track because we see It to be in the interest not just of world agricultural issues but, of course, the whole international trading system is very dependent on a successful outcome to the Uruguay Round, :

Q Dr. Blewett, Peter Stephens from the Age newspaper. This problem about the united states Export Enhancement program interfering in Australian markets, what Australia regards as its markets is something that has existed now for several years, and

it's something Australia has complained about very loudly for several years. What have you gained on this journey that leads you to believe the situation will be different ih a month or six weeks time than it was a month or six weeks ago?

MR. BLEWSTT: Well, first of all, we never set out with the expectation that we were going to have to secure radical changes in American policy. I've got to eay we've not achieved as much ae ve might have hoped for. :

Almost certainly, we've achieved more than we expected. And that answers the second part of your -- or the first part of your question. That is, these are more explicit assurances than we've had in relation to these matters from the united states before.

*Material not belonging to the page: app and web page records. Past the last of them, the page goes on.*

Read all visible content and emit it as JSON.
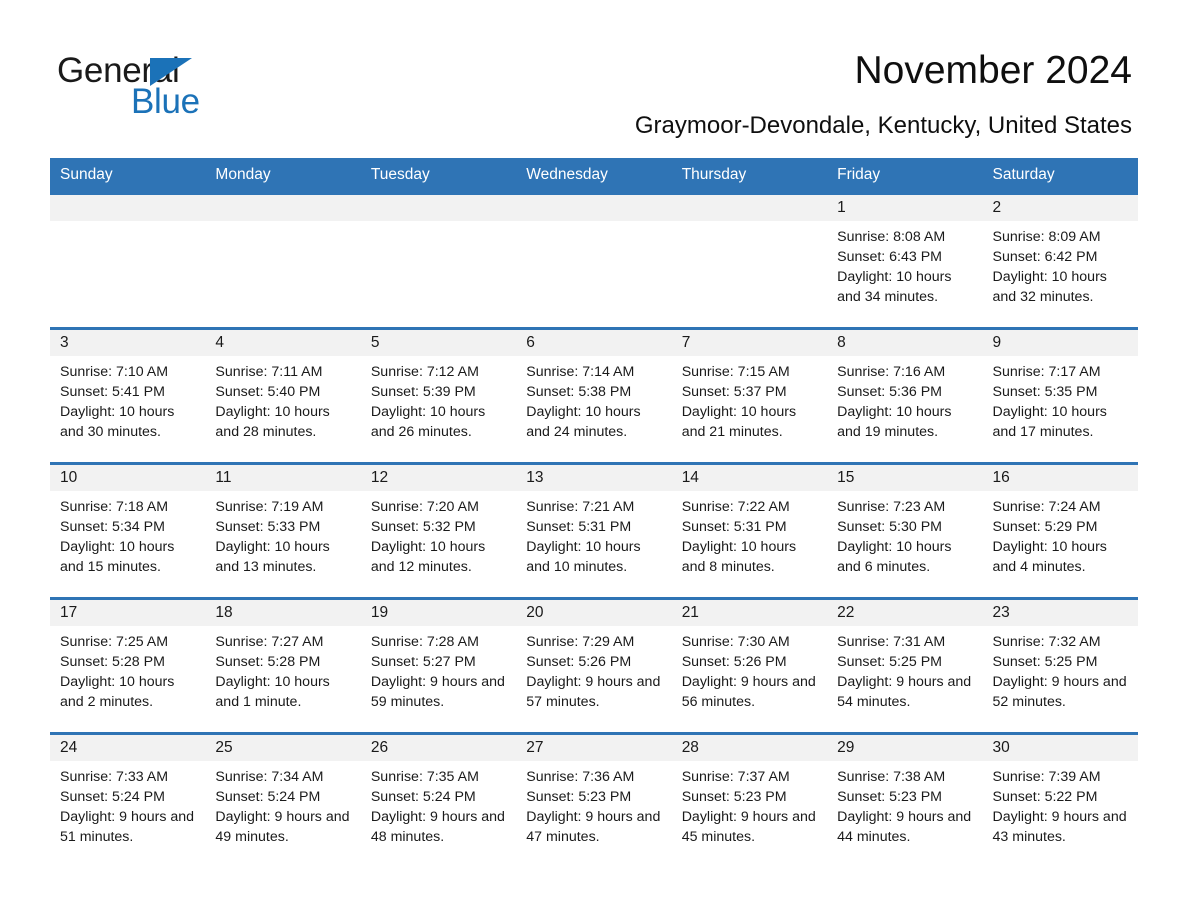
{
  "brand": {
    "name_part1": "General",
    "name_part2": "Blue",
    "colors": {
      "blue": "#1b72b8",
      "header_blue": "#2f74b5",
      "band_gray": "#f2f2f2"
    }
  },
  "header": {
    "title": "November 2024",
    "subtitle": "Graymoor-Devondale, Kentucky, United States"
  },
  "calendar": {
    "weekdays": [
      "Sunday",
      "Monday",
      "Tuesday",
      "Wednesday",
      "Thursday",
      "Friday",
      "Saturday"
    ],
    "weeks": [
      [
        {
          "day": "",
          "sunrise": "",
          "sunset": "",
          "daylight": ""
        },
        {
          "day": "",
          "sunrise": "",
          "sunset": "",
          "daylight": ""
        },
        {
          "day": "",
          "sunrise": "",
          "sunset": "",
          "daylight": ""
        },
        {
          "day": "",
          "sunrise": "",
          "sunset": "",
          "daylight": ""
        },
        {
          "day": "",
          "sunrise": "",
          "sunset": "",
          "daylight": ""
        },
        {
          "day": "1",
          "sunrise": "Sunrise: 8:08 AM",
          "sunset": "Sunset: 6:43 PM",
          "daylight": "Daylight: 10 hours and 34 minutes."
        },
        {
          "day": "2",
          "sunrise": "Sunrise: 8:09 AM",
          "sunset": "Sunset: 6:42 PM",
          "daylight": "Daylight: 10 hours and 32 minutes."
        }
      ],
      [
        {
          "day": "3",
          "sunrise": "Sunrise: 7:10 AM",
          "sunset": "Sunset: 5:41 PM",
          "daylight": "Daylight: 10 hours and 30 minutes."
        },
        {
          "day": "4",
          "sunrise": "Sunrise: 7:11 AM",
          "sunset": "Sunset: 5:40 PM",
          "daylight": "Daylight: 10 hours and 28 minutes."
        },
        {
          "day": "5",
          "sunrise": "Sunrise: 7:12 AM",
          "sunset": "Sunset: 5:39 PM",
          "daylight": "Daylight: 10 hours and 26 minutes."
        },
        {
          "day": "6",
          "sunrise": "Sunrise: 7:14 AM",
          "sunset": "Sunset: 5:38 PM",
          "daylight": "Daylight: 10 hours and 24 minutes."
        },
        {
          "day": "7",
          "sunrise": "Sunrise: 7:15 AM",
          "sunset": "Sunset: 5:37 PM",
          "daylight": "Daylight: 10 hours and 21 minutes."
        },
        {
          "day": "8",
          "sunrise": "Sunrise: 7:16 AM",
          "sunset": "Sunset: 5:36 PM",
          "daylight": "Daylight: 10 hours and 19 minutes."
        },
        {
          "day": "9",
          "sunrise": "Sunrise: 7:17 AM",
          "sunset": "Sunset: 5:35 PM",
          "daylight": "Daylight: 10 hours and 17 minutes."
        }
      ],
      [
        {
          "day": "10",
          "sunrise": "Sunrise: 7:18 AM",
          "sunset": "Sunset: 5:34 PM",
          "daylight": "Daylight: 10 hours and 15 minutes."
        },
        {
          "day": "11",
          "sunrise": "Sunrise: 7:19 AM",
          "sunset": "Sunset: 5:33 PM",
          "daylight": "Daylight: 10 hours and 13 minutes."
        },
        {
          "day": "12",
          "sunrise": "Sunrise: 7:20 AM",
          "sunset": "Sunset: 5:32 PM",
          "daylight": "Daylight: 10 hours and 12 minutes."
        },
        {
          "day": "13",
          "sunrise": "Sunrise: 7:21 AM",
          "sunset": "Sunset: 5:31 PM",
          "daylight": "Daylight: 10 hours and 10 minutes."
        },
        {
          "day": "14",
          "sunrise": "Sunrise: 7:22 AM",
          "sunset": "Sunset: 5:31 PM",
          "daylight": "Daylight: 10 hours and 8 minutes."
        },
        {
          "day": "15",
          "sunrise": "Sunrise: 7:23 AM",
          "sunset": "Sunset: 5:30 PM",
          "daylight": "Daylight: 10 hours and 6 minutes."
        },
        {
          "day": "16",
          "sunrise": "Sunrise: 7:24 AM",
          "sunset": "Sunset: 5:29 PM",
          "daylight": "Daylight: 10 hours and 4 minutes."
        }
      ],
      [
        {
          "day": "17",
          "sunrise": "Sunrise: 7:25 AM",
          "sunset": "Sunset: 5:28 PM",
          "daylight": "Daylight: 10 hours and 2 minutes."
        },
        {
          "day": "18",
          "sunrise": "Sunrise: 7:27 AM",
          "sunset": "Sunset: 5:28 PM",
          "daylight": "Daylight: 10 hours and 1 minute."
        },
        {
          "day": "19",
          "sunrise": "Sunrise: 7:28 AM",
          "sunset": "Sunset: 5:27 PM",
          "daylight": "Daylight: 9 hours and 59 minutes."
        },
        {
          "day": "20",
          "sunrise": "Sunrise: 7:29 AM",
          "sunset": "Sunset: 5:26 PM",
          "daylight": "Daylight: 9 hours and 57 minutes."
        },
        {
          "day": "21",
          "sunrise": "Sunrise: 7:30 AM",
          "sunset": "Sunset: 5:26 PM",
          "daylight": "Daylight: 9 hours and 56 minutes."
        },
        {
          "day": "22",
          "sunrise": "Sunrise: 7:31 AM",
          "sunset": "Sunset: 5:25 PM",
          "daylight": "Daylight: 9 hours and 54 minutes."
        },
        {
          "day": "23",
          "sunrise": "Sunrise: 7:32 AM",
          "sunset": "Sunset: 5:25 PM",
          "daylight": "Daylight: 9 hours and 52 minutes."
        }
      ],
      [
        {
          "day": "24",
          "sunrise": "Sunrise: 7:33 AM",
          "sunset": "Sunset: 5:24 PM",
          "daylight": "Daylight: 9 hours and 51 minutes."
        },
        {
          "day": "25",
          "sunrise": "Sunrise: 7:34 AM",
          "sunset": "Sunset: 5:24 PM",
          "daylight": "Daylight: 9 hours and 49 minutes."
        },
        {
          "day": "26",
          "sunrise": "Sunrise: 7:35 AM",
          "sunset": "Sunset: 5:24 PM",
          "daylight": "Daylight: 9 hours and 48 minutes."
        },
        {
          "day": "27",
          "sunrise": "Sunrise: 7:36 AM",
          "sunset": "Sunset: 5:23 PM",
          "daylight": "Daylight: 9 hours and 47 minutes."
        },
        {
          "day": "28",
          "sunrise": "Sunrise: 7:37 AM",
          "sunset": "Sunset: 5:23 PM",
          "daylight": "Daylight: 9 hours and 45 minutes."
        },
        {
          "day": "29",
          "sunrise": "Sunrise: 7:38 AM",
          "sunset": "Sunset: 5:23 PM",
          "daylight": "Daylight: 9 hours and 44 minutes."
        },
        {
          "day": "30",
          "sunrise": "Sunrise: 7:39 AM",
          "sunset": "Sunset: 5:22 PM",
          "daylight": "Daylight: 9 hours and 43 minutes."
        }
      ]
    ]
  }
}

I think — and this is a very encouraging feature — talking to the Congress people and talking to the administration, there is really a much greater awareness of the problems that the EEP poses for countries like Australia than on previous occasions. Again, I think that is partly the result of the very close

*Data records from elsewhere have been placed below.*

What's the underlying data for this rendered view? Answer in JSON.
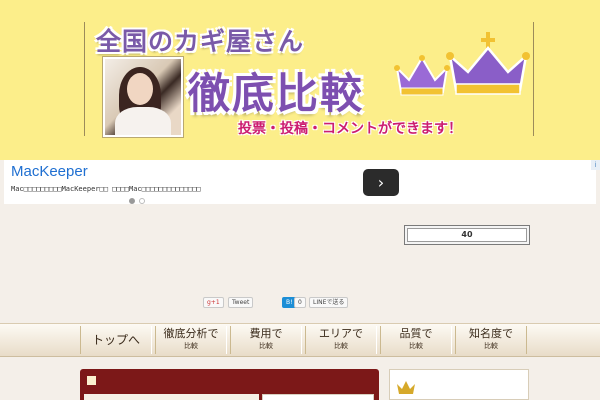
{
  "header": {
    "site_title": "全国のカギ屋さん",
    "main_title": "徹底比較",
    "subtitle": "投票・投稿・コメントができます！",
    "colors": {
      "background": "#fcee8a",
      "title_purple": "#7d4fb0",
      "subtitle_pink": "#cc1d70"
    }
  },
  "ad": {
    "brand": "MacKeeper",
    "text": "Mac□□□□□□□□□MacKeeper□□ □□□□Mac□□□□□□□□□□□□□□",
    "next_icon": "›",
    "info_icon": "i",
    "dots_count": 2
  },
  "counter": {
    "value": "40"
  },
  "share": {
    "gplus": "g+1",
    "tweet": "Tweet",
    "hatena": "B!",
    "hatena_count": "0",
    "line": "LINEで送る"
  },
  "nav": {
    "items": [
      {
        "line1": "トップへ",
        "line2": ""
      },
      {
        "line1": "徹底分析で",
        "line2": "比較"
      },
      {
        "line1": "費用で",
        "line2": "比較"
      },
      {
        "line1": "エリアで",
        "line2": "比較"
      },
      {
        "line1": "品質で",
        "line2": "比較"
      },
      {
        "line1": "知名度で",
        "line2": "比較"
      }
    ]
  },
  "content": {
    "bar_color": "#7c1818"
  }
}
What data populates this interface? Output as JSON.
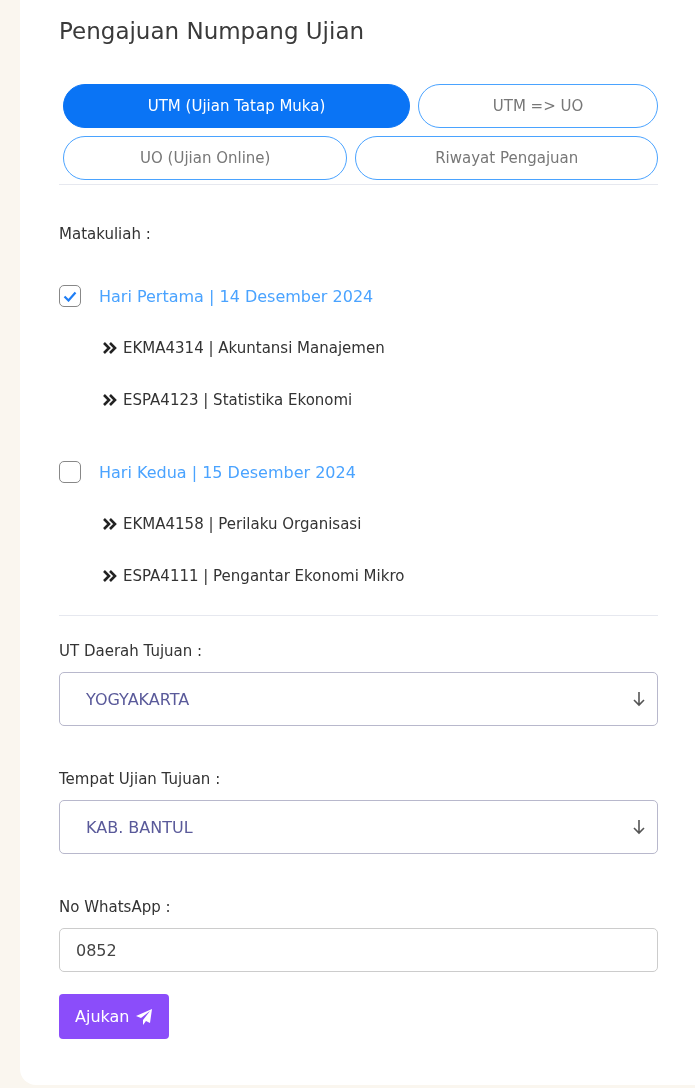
{
  "title": "Pengajuan Numpang Ujian",
  "tab_rows": [
    [
      {
        "label": "UTM (Ujian Tatap Muka)",
        "selected": true
      },
      {
        "label": "UTM => UO",
        "selected": false
      }
    ],
    [
      {
        "label": "UO (Ujian Online)",
        "selected": false
      },
      {
        "label": "Riwayat Pengajuan",
        "selected": false
      }
    ]
  ],
  "courses_label": "Matakuliah :",
  "days": [
    {
      "label": "Hari Pertama | 14 Desember 2024",
      "checked": true,
      "courses": [
        "EKMA4314 | Akuntansi Manajemen",
        "ESPA4123 | Statistika Ekonomi"
      ]
    },
    {
      "label": "Hari Kedua | 15 Desember 2024",
      "checked": false,
      "courses": [
        "EKMA4158 | Perilaku Organisasi",
        "ESPA4111 | Pengantar Ekonomi Mikro"
      ]
    }
  ],
  "region": {
    "label": "UT Daerah Tujuan :",
    "value": "YOGYAKARTA"
  },
  "location": {
    "label": "Tempat Ujian Tujuan :",
    "value": "KAB. BANTUL"
  },
  "whatsapp": {
    "label": "No WhatsApp :",
    "value": "0852"
  },
  "submit": "Ajukan"
}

relationship Australia has had with the United States during the Uruguay Round itself. :

<2 I'm Mary Foley with Knight-Ridder Financial News. I actually have several small questions. ,

Firstly, I understand that the House Agriculture committee in the Congress has passed legislation that would lift the cap on the Export Enhancement Program, and they've just done this within the last week. I wonder, during your meetings on Capitol Hill, did you

receive any assurances from members that perhaps they would put this legislation aside?

A second question would be- , Who did you meet with in the Agriculture Department that gave you these assurances about the new treatment for EEF? And were you given any promises that the US would not put together a food aid package for the Middle Bast in

light of the post-war situation there?

m r . b l e w e t t : Right, well, we're also informed that a b l n yesterday was passed which maintains the cap for the moment. We are aware the Glickman bill is also around, and we did have discussions of that. Zt was to have come up next week, and that was one of our reasons for coming this week, but I now gather it's been postponed for at least another week. And there is a lot of behind-the-scenes activity going on that measure.

We're not aficionados of Congressional practice in this country, but obviously there is a lot of discussion and parlaying going on. I think our expectation would be that it is likely that there will be some increased funds for the Export Enhancement

Program, and we would be disappointed by that, however, as I said, our main emphasis was on targeting. :

As regards the commitments made, primarily they were made by Ambassador Carla Hills from Trade, also from State, and others who gave us these assurances, and we are confident that those assurances will be honored. :

on the last question you asked, we aid: discuss this matter, and as tar as possible, all — or both the United States and

Australia will try and avoid competition or undermining of competition in that area. That doesn’t mean that there may not be situations of humanitarian need in the Middle East in which we both, possibly, may have to make aid contributions.

Q We have a new Agriculture Secretary designate here, Mr. Madigan, and I just wonder, again, from an Australian perspective, Is he somebody that you feel you can work with?

MR. BLEWETT; Well, I've got to say we've not been able to meet Mr. Madigan, because, as you know, yesterday he was confirmed and today he was sworn In, and they were the two days we were here, and so it was very difficult to meet him. I am looking forward to meeting him, and, certainly, we've heard from a lot of the

Congressmen we've talked to, because of hie Congressional background, very favorable reports, and that we look forward to having a working relationship with him comparable with the excellent relationship we had with Clayton Yeutter.

End of conference